First, let me just outline what noise is and the different applications it can be used for. Let’s consider the following:
5 + a = x.
Looking at the simple equation, you can see that we can control the output ‘x’ by supplying a specific variable ‘a’. What’s even better is that even if you reset the computer, as long as the variable ‘a’ stays the same, you will always get the same output. Now this may seem like a huge oversimplification, but that is effectively what Pseudorandom numbers’ are. As long as we keep the seed the same ( our ‘a’ variable ), the outcome will always be the same. This has many uses, especially if you are trying to create textures that are ‘natural’ looking, such as fire, clouds, wood, marble, and for me, terrain heightmaps. This is great for planets, because I don’t need to save any heightmap information at all, as it is now all generated on the fly.
There are many different kinds of noise that can be used, with the most common probably being Perlin Noise.
The perlin noise function should return a value within the [-1,1] range. When you pass in variables in small increments, then the results should also have only small changes.
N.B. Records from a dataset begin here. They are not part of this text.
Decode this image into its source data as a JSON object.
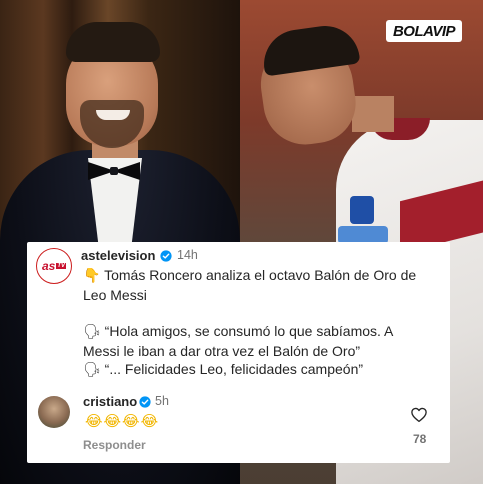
{
  "watermark": {
    "logo_text": "BOLAVIP"
  },
  "post": {
    "author": "astelevision",
    "avatar_label": "as",
    "avatar_badge": "TV",
    "time": "14h",
    "line1_icon": "pointing-down-emoji",
    "line1": "Tomás Roncero analiza el octavo Balón de Oro de",
    "line2": "Leo Messi",
    "quote_icon": "speaking-head-emoji",
    "quote1_line1": "“Hola amigos, se consumó lo que sabíamos. A",
    "quote1_line2": "Messi le iban a dar otra vez el Balón de Oro”",
    "quote2": "“... Felicidades Leo, felicidades campeón”"
  },
  "reply": {
    "author": "cristiano",
    "time": "5h",
    "emojis": "😂😂😂😂",
    "reply_label": "Responder",
    "likes": "78"
  },
  "colors": {
    "verified": "#0095f6",
    "as_red": "#c8102e"
  }
}
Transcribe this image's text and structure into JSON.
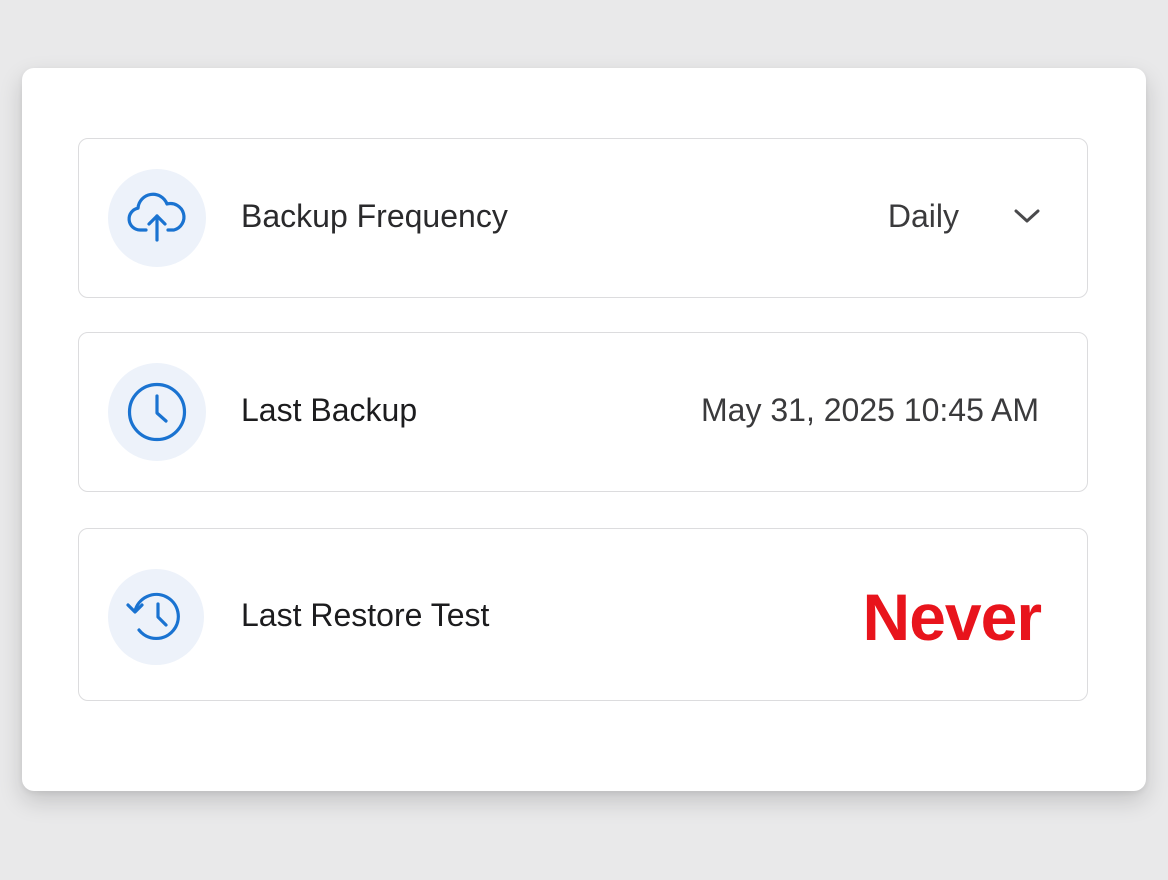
{
  "settings": {
    "backup_frequency": {
      "label": "Backup Frequency",
      "value": "Daily",
      "icon": "cloud-upload-icon"
    },
    "last_backup": {
      "label": "Last Backup",
      "value": "May 31, 2025 10:45 AM",
      "icon": "clock-icon"
    },
    "last_restore_test": {
      "label": "Last Restore Test",
      "value": "Never",
      "icon": "history-icon"
    }
  },
  "colors": {
    "accent": "#1a73d1",
    "icon_background": "#edf2fa",
    "warning": "#e8141c"
  }
}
If you pass in random values to the noise function, then you will get seemingly random values as output.
Perlin noise also works best if you take ‘samples’ of noise (called octaves) and modify the output by the amplitude (which decreases per octave of noise). This works like follows:
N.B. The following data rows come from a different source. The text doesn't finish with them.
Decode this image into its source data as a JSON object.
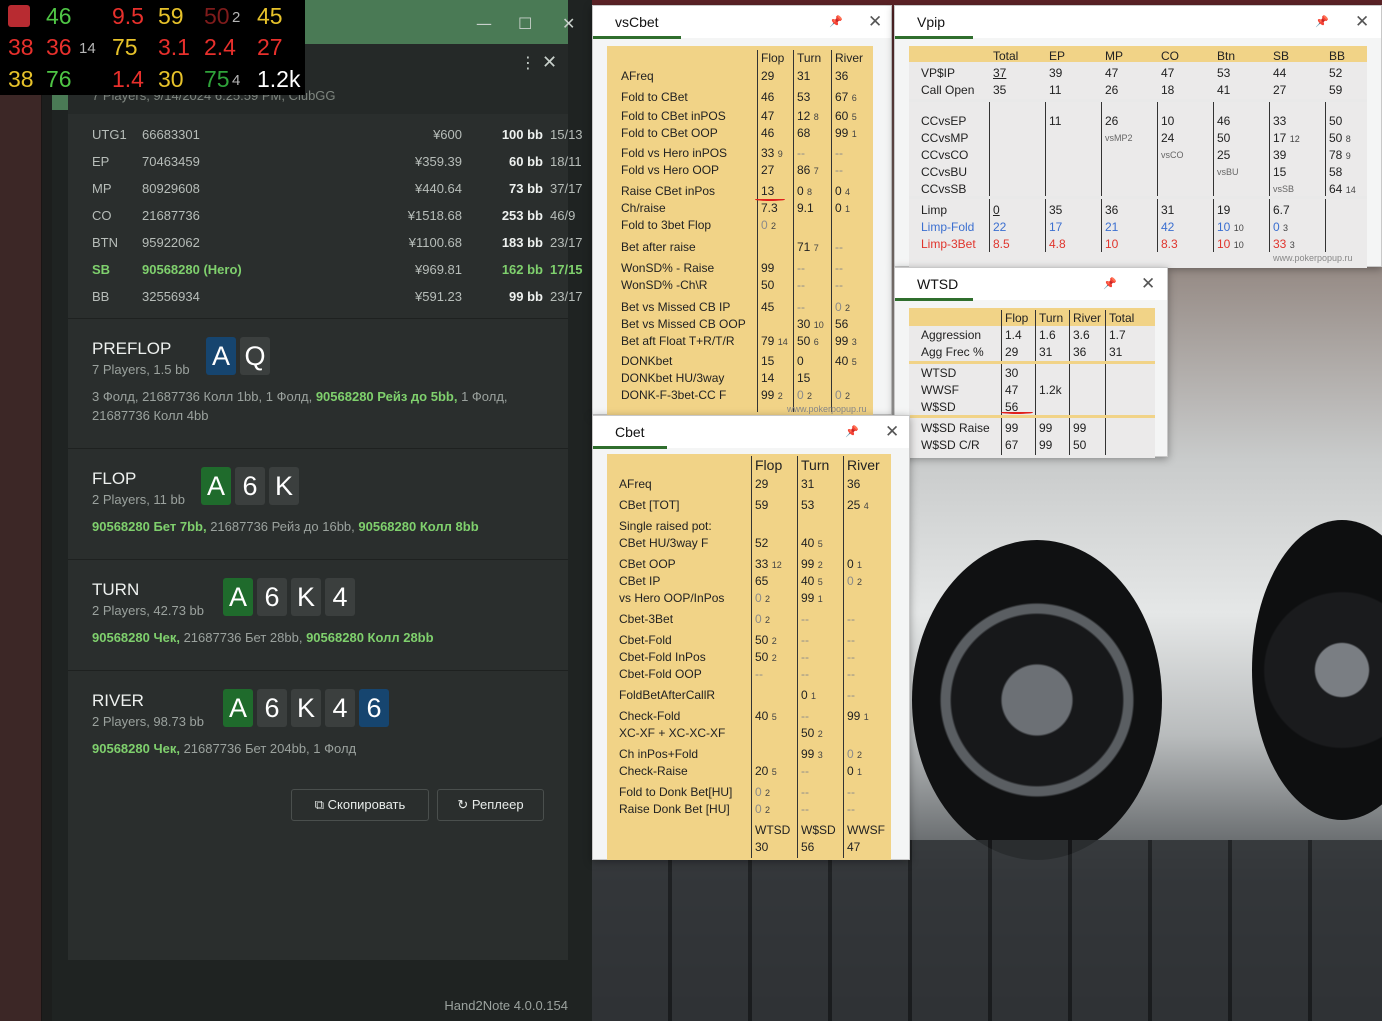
{
  "hud": {
    "row1": [
      "46",
      "9.5",
      "59",
      "50",
      "2",
      "45"
    ],
    "row2": [
      "38",
      "36",
      "14",
      "75",
      "3.1",
      "2.4",
      "27"
    ],
    "row3": [
      "38",
      "76",
      "1.4",
      "30",
      "75",
      "4",
      "1.2k"
    ]
  },
  "hand2note": {
    "meta": "7 Players, 9/14/2024 6:25:59 PM, ClubGG",
    "players": [
      {
        "pos": "UTG1",
        "id": "66683301",
        "money": "¥600",
        "bb": "100 bb",
        "ratio": "15/13"
      },
      {
        "pos": "EP",
        "id": "70463459",
        "money": "¥359.39",
        "bb": "60 bb",
        "ratio": "18/11"
      },
      {
        "pos": "MP",
        "id": "80929608",
        "money": "¥440.64",
        "bb": "73 bb",
        "ratio": "37/17"
      },
      {
        "pos": "CO",
        "id": "21687736",
        "money": "¥1518.68",
        "bb": "253 bb",
        "ratio": "46/9"
      },
      {
        "pos": "BTN",
        "id": "95922062",
        "money": "¥1100.68",
        "bb": "183 bb",
        "ratio": "23/17"
      },
      {
        "pos": "SB",
        "id": "90568280 (Hero)",
        "money": "¥969.81",
        "bb": "162 bb",
        "ratio": "17/15"
      },
      {
        "pos": "BB",
        "id": "32556934",
        "money": "¥591.23",
        "bb": "99 bb",
        "ratio": "23/17"
      }
    ],
    "preflop": {
      "name": "PREFLOP",
      "sub": "7 Players, 1.5 bb",
      "cards": [
        "A",
        "Q"
      ],
      "a1": "3 Фолд, 21687736 Колл 1bb, 1 Фолд,",
      "a2": "90568280 Рейз до 5bb,",
      "a3": "1 Фолд,",
      "a4": "21687736 Колл 4bb"
    },
    "flop": {
      "name": "FLOP",
      "sub": "2 Players, 11 bb",
      "cards": [
        "A",
        "6",
        "K"
      ],
      "a1": "90568280 Бет 7bb,",
      "a2": "21687736 Рейз до 16bb,",
      "a3": "90568280 Колл 8bb"
    },
    "turn": {
      "name": "TURN",
      "sub": "2 Players, 42.73 bb",
      "cards": [
        "A",
        "6",
        "K",
        "4"
      ],
      "a1": "90568280 Чек,",
      "a2": "21687736 Бет 28bb,",
      "a3": "90568280 Колл 28bb"
    },
    "river": {
      "name": "RIVER",
      "sub": "2 Players, 98.73 bb",
      "cards": [
        "A",
        "6",
        "K",
        "4",
        "6"
      ],
      "a1": "90568280 Чек,",
      "a2": "21687736 Бет 204bb, 1 Фолд"
    },
    "copy": "Скопировать",
    "replayer": "Реплеер",
    "version": "Hand2Note 4.0.0.154"
  },
  "vscbet": {
    "title": "vsCbet",
    "rows": [
      "|Flop|Turn|River",
      "AFreq|29|31|36",
      "Fold to CBet|46|53|67 6",
      "Fold to CBet inPOS|47|12 8|60 5",
      "Fold to CBet OOP|46|68|99 1",
      "Fold vs Hero inPOS|33 9|--|--",
      "Fold vs Hero OOP|27|86 7|--",
      "Raise CBet inPos|13|0 8|0 4",
      "Ch/raise|7.3|9.1|0 1",
      "Fold to 3bet Flop|0 2||",
      "Bet after raise||71 7|--",
      "WonSD% - Raise|99|--|--",
      "WonSD% -Ch\\R|50|--|--",
      "Bet vs Missed CB IP|45|--|0 2",
      "Bet vs Missed CB OOP||30 10|56",
      "Bet aft Float T+R/T/R|79 14|50 6|99 3",
      "DONKbet|15|0|40 5",
      "DONKbet HU/3way|14|15|",
      "DONK-F-3bet-CC F|99 2|0 2|0 2"
    ],
    "wm": "www.pokerpopup.ru"
  },
  "vpip": {
    "title": "Vpip",
    "rows": [
      "|Total|EP|MP|CO|Btn|SB|BB",
      "VP$IP|37|39|47|47|53|44|52",
      "Call Open|35|11|26|18|41|27|59",
      "CCvsEP||11|26|10|46|33|50",
      "CCvsMP|||vsMP2|24|50|17 12|50 8",
      "CCvsCO||||vsCO|25|39|78 9",
      "CCvsBU|||||vsBU|15|58",
      "CCvsSB||||||vsSB|64 14",
      "Limp|0|35|36|31|19|6.7|",
      "Limp-Fold|22|17|21|42|10 10|0 3|",
      "Limp-3Bet|8.5|4.8|10|8.3|10 10|33 3|"
    ],
    "wm": "www.pokerpopup.ru"
  },
  "wtsd": {
    "title": "WTSD",
    "rows": [
      "|Flop|Turn|River|Total",
      "Aggression|1.4|1.6|3.6|1.7",
      "Agg Frec %|29|31|36|31",
      "WTSD|30",
      "WWSF|47|1.2k",
      "W$SD|56",
      "W$SD Raise|99|99|99",
      "W$SD C/R|67|99|50"
    ]
  },
  "cbet": {
    "title": "Cbet",
    "rows": [
      "|Flop|Turn|River",
      "AFreq|29|31|36",
      "CBet [TOT]|59|53|25 4",
      "Single raised pot:|||",
      "CBet HU/3way F|52|40 5|",
      "CBet OOP|33 12|99 2|0 1",
      "CBet IP|65|40 5|0 2",
      "vs Hero OOP/InPos|0 2|99 1|",
      "Cbet-3Bet|0 2|--|--",
      "Cbet-Fold|50 2|--|--",
      "Cbet-Fold InPos|50 2|--|--",
      "Cbet-Fold OOP|--|--|--",
      "FoldBetAfterCallR||0 1|--",
      "Check-Fold|40 5|--|99 1",
      "XC-XF + XC-XC-XF||50 2|",
      "Ch inPos+Fold||99 3|0 2",
      "Check-Raise|20 5|--|0 1",
      "Fold to Donk Bet[HU]|0 2|--|--",
      "Raise Donk Bet [HU]|0 2|--|--",
      "|WTSD|W$SD|WWSF",
      "|30|56|47"
    ]
  }
}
You can see here that the result will be sampled and refined the desired number of times.
Here is a link to Ken Perlin’s original improved noise function, which can be easily converted to c#.
In the second part of the Noise articles I will show you have to use perlin noise to generate heightmaps using 3d coordinates, as well as the actual code 🙂
You can Read Noise Part II here,